▸ **WHAT TO PRODUCE**:
Find every line containing the word "left" in the records below; report only how many there are.

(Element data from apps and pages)
=== Begin Enclosure ===
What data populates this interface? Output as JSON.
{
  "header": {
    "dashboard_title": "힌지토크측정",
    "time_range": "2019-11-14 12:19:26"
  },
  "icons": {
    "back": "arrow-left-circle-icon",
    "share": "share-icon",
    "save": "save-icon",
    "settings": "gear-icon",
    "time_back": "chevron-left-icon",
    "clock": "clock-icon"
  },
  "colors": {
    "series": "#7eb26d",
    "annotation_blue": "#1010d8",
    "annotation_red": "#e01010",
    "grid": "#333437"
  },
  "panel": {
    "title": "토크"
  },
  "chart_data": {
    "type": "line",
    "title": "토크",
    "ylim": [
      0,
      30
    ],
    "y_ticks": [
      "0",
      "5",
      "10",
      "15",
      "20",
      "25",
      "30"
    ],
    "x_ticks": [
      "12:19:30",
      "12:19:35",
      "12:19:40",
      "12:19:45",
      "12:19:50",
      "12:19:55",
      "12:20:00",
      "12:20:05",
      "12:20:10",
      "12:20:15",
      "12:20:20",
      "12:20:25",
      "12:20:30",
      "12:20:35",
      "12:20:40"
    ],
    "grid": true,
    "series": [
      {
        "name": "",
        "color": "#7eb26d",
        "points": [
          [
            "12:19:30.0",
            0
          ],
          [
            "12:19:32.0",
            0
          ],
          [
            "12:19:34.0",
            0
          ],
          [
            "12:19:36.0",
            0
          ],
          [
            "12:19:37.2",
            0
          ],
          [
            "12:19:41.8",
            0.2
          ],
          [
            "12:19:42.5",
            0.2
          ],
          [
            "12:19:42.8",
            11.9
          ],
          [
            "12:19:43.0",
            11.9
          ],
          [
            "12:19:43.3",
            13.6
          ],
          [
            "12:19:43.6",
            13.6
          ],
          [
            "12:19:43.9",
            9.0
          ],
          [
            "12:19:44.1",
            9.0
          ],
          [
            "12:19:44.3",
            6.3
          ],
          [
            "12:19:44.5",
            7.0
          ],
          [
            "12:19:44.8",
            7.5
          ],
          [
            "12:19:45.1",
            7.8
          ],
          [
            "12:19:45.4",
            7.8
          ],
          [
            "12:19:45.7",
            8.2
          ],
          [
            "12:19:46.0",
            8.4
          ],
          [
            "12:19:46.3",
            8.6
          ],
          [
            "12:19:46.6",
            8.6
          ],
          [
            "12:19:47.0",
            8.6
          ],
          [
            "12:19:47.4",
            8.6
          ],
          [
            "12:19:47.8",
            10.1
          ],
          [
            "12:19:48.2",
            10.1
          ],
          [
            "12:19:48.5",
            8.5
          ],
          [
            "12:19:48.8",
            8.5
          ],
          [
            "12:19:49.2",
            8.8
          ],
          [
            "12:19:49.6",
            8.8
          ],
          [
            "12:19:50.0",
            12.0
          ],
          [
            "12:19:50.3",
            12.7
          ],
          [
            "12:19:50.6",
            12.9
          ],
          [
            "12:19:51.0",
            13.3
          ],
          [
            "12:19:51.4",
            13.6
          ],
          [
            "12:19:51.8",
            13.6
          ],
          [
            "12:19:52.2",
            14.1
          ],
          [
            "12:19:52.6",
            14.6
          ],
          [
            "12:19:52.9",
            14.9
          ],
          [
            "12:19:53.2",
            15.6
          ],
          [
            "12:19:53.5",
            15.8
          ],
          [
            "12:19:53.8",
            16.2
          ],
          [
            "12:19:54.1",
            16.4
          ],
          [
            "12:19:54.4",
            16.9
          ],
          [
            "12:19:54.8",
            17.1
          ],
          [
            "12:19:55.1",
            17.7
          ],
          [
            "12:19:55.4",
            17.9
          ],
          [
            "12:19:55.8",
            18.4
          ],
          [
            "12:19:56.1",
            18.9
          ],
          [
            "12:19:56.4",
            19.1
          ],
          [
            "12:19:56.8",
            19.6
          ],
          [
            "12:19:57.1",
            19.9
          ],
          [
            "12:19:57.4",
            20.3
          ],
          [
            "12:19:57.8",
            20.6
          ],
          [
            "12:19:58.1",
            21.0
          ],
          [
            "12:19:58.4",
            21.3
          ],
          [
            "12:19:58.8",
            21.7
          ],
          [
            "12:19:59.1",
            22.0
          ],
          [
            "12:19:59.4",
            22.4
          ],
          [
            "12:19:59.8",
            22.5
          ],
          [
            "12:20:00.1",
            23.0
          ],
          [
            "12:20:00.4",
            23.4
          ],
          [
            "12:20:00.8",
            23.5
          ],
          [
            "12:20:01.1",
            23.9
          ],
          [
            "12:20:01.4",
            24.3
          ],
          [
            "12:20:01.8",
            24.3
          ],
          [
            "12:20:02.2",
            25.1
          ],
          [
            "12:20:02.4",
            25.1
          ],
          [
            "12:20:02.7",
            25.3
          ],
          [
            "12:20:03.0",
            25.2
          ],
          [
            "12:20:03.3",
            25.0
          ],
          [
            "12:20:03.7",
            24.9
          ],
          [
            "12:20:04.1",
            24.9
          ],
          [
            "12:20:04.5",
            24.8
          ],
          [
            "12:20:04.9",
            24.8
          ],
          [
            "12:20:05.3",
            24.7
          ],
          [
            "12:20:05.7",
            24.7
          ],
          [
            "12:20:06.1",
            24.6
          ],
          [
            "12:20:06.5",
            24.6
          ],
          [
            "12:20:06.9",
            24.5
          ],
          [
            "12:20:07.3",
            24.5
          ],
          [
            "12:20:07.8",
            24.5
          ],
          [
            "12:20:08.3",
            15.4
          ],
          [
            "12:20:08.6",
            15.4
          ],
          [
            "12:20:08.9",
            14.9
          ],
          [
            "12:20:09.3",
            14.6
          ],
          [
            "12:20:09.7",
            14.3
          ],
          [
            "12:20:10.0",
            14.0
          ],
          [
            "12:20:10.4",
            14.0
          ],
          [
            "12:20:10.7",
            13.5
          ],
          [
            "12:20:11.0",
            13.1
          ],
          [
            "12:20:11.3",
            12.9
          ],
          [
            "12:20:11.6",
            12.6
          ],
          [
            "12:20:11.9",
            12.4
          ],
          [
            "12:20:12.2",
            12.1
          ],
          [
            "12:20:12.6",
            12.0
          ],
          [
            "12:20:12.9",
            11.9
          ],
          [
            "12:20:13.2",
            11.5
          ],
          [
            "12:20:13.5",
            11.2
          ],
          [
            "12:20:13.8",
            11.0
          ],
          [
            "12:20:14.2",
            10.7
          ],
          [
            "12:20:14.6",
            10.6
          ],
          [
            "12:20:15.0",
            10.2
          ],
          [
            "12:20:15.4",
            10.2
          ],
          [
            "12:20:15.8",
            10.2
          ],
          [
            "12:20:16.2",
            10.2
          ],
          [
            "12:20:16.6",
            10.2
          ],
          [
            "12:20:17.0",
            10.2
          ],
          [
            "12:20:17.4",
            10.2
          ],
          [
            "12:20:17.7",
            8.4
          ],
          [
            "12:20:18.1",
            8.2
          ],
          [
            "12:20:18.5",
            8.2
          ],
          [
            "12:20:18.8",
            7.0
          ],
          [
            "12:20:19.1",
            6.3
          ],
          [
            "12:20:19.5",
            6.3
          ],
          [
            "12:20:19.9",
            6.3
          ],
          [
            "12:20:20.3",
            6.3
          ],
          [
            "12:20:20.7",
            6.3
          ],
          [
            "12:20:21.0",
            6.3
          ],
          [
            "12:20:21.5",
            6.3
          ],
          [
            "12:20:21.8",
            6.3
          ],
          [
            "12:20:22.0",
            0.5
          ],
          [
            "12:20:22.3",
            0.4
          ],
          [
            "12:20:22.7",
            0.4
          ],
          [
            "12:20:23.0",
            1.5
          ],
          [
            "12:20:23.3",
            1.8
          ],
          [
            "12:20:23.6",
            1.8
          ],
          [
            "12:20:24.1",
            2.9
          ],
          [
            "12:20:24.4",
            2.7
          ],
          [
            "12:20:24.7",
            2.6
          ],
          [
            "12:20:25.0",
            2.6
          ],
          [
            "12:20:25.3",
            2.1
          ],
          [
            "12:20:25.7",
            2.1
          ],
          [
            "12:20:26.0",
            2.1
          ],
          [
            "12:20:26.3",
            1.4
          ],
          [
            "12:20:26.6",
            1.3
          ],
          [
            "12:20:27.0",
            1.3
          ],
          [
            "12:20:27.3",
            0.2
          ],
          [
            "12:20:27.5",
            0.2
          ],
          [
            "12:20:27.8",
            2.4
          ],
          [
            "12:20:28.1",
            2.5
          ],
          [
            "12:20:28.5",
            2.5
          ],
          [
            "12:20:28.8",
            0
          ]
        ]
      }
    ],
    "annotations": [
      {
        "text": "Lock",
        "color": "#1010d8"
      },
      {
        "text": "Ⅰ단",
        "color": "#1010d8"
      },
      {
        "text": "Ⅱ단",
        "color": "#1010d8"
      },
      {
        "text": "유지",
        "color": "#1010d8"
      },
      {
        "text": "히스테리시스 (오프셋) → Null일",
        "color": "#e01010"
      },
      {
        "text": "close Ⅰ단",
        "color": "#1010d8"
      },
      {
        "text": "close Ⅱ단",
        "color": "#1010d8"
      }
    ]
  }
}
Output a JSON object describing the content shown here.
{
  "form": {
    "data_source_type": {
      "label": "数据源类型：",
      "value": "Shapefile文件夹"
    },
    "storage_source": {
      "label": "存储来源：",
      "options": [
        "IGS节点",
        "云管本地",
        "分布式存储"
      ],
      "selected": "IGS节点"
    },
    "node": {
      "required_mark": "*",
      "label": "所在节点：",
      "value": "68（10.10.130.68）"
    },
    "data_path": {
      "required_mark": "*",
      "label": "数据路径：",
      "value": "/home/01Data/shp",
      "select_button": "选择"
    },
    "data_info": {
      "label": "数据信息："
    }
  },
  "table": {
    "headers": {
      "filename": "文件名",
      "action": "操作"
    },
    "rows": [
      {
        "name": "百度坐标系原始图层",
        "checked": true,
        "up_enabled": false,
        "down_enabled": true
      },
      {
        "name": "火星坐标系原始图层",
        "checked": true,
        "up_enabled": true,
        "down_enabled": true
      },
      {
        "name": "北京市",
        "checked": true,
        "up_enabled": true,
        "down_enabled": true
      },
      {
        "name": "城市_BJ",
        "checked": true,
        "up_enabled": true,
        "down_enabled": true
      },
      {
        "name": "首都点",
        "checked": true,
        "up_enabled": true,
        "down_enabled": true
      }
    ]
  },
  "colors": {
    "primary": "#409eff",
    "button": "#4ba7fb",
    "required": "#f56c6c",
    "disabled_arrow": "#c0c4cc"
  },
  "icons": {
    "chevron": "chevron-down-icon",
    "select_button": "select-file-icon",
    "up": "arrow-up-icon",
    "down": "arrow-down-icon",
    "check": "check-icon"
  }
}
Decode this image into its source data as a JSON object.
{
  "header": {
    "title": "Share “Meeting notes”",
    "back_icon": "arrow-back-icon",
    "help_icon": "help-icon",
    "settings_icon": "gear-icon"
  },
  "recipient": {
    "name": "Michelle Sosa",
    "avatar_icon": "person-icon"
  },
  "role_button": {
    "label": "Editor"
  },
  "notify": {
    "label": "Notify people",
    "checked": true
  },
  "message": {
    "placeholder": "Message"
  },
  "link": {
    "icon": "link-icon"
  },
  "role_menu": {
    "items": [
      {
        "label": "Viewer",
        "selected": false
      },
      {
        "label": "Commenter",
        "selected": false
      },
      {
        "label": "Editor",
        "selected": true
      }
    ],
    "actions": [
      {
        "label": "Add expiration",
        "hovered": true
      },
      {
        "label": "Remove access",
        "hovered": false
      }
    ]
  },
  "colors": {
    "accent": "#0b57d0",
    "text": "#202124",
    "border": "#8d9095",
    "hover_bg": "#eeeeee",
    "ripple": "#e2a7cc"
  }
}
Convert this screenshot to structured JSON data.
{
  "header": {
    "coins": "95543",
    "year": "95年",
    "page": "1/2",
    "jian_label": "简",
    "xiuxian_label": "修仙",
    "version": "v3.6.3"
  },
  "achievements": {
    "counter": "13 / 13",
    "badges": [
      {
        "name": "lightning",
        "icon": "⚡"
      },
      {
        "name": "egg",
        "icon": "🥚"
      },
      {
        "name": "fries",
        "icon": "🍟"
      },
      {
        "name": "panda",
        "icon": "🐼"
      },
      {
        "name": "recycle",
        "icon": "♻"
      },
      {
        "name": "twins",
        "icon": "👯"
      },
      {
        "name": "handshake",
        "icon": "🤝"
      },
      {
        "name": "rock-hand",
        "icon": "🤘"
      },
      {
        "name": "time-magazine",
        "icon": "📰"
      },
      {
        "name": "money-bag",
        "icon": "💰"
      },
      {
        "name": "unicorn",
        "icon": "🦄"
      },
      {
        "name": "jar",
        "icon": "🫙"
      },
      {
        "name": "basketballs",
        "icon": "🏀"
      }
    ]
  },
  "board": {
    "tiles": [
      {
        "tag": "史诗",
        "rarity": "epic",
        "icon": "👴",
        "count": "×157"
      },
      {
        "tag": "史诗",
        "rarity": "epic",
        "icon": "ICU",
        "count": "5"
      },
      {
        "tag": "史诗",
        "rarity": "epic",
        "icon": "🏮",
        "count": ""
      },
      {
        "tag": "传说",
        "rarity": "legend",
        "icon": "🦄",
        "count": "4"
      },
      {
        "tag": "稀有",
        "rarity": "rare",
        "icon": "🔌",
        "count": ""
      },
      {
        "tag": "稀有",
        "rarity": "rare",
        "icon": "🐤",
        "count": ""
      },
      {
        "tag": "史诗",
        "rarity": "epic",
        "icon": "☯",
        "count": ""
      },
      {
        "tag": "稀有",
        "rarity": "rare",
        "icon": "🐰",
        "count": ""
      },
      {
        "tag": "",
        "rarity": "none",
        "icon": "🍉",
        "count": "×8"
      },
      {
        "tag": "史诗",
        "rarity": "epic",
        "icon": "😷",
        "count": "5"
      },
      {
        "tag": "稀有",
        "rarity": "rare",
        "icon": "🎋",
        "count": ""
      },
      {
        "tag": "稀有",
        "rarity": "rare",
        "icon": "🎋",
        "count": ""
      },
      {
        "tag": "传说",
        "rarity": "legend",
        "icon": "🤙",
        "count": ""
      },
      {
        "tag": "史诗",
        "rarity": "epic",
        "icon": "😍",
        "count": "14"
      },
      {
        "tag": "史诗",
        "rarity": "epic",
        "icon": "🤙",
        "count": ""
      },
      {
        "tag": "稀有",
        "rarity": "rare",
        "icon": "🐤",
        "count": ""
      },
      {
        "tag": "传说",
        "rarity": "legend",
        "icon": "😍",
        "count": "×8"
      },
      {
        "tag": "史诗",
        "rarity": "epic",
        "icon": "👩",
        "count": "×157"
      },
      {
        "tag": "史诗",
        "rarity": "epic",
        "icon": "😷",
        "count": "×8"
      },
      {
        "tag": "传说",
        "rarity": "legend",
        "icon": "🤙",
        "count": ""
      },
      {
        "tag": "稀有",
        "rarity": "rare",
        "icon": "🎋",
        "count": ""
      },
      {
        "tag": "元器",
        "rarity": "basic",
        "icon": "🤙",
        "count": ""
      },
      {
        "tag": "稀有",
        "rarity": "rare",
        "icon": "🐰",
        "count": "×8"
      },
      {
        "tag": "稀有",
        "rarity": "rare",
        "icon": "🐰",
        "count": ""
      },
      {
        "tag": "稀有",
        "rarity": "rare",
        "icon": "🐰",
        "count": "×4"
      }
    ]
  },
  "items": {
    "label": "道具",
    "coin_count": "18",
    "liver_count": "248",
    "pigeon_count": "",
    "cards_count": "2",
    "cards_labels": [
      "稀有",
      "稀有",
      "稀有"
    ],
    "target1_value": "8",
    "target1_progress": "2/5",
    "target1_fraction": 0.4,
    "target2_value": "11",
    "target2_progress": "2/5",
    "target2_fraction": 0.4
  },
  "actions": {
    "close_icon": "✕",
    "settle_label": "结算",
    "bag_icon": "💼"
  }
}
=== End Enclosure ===
▸ **OUTPUT OF THE TASK**:
2